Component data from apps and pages
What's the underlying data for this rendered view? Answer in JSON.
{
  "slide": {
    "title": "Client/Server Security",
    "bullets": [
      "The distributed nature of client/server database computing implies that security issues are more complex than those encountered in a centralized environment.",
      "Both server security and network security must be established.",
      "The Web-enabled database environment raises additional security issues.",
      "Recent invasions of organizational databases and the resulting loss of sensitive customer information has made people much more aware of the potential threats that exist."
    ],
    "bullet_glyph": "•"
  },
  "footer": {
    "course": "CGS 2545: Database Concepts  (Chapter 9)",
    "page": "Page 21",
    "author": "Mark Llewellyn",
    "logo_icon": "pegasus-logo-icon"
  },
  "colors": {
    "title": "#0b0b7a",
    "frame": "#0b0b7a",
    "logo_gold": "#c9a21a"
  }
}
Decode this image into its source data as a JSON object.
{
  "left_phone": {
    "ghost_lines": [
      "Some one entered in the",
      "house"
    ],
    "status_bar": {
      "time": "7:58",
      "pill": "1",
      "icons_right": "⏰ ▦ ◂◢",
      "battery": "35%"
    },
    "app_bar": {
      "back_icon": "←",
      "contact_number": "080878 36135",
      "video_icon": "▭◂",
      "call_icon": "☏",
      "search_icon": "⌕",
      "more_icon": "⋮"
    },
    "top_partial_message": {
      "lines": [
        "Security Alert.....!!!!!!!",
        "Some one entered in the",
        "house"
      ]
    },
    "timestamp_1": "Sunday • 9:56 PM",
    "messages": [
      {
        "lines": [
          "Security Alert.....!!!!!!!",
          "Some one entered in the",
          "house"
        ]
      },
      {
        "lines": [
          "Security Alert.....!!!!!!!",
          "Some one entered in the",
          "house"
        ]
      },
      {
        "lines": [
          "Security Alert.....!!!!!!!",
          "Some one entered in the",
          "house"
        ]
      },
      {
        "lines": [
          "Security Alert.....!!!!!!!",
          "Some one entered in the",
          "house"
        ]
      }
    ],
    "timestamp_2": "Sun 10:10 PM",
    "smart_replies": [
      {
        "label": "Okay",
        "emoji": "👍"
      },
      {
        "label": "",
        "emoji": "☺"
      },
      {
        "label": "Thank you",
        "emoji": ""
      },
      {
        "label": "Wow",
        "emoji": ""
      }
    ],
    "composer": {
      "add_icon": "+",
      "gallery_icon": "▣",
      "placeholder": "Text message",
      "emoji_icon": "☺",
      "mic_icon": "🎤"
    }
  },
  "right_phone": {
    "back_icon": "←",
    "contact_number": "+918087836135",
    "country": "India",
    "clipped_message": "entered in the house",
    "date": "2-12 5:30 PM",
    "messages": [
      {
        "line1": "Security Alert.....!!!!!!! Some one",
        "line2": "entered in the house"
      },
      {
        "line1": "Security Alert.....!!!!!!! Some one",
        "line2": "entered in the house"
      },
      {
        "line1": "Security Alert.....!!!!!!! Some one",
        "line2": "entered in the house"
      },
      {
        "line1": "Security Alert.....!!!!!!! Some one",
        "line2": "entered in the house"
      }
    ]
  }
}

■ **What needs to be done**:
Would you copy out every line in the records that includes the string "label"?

■ **Solution below**:
        "label": "Okay",
        "label": "",
        "label": "Thank you",
        "label": "Wow",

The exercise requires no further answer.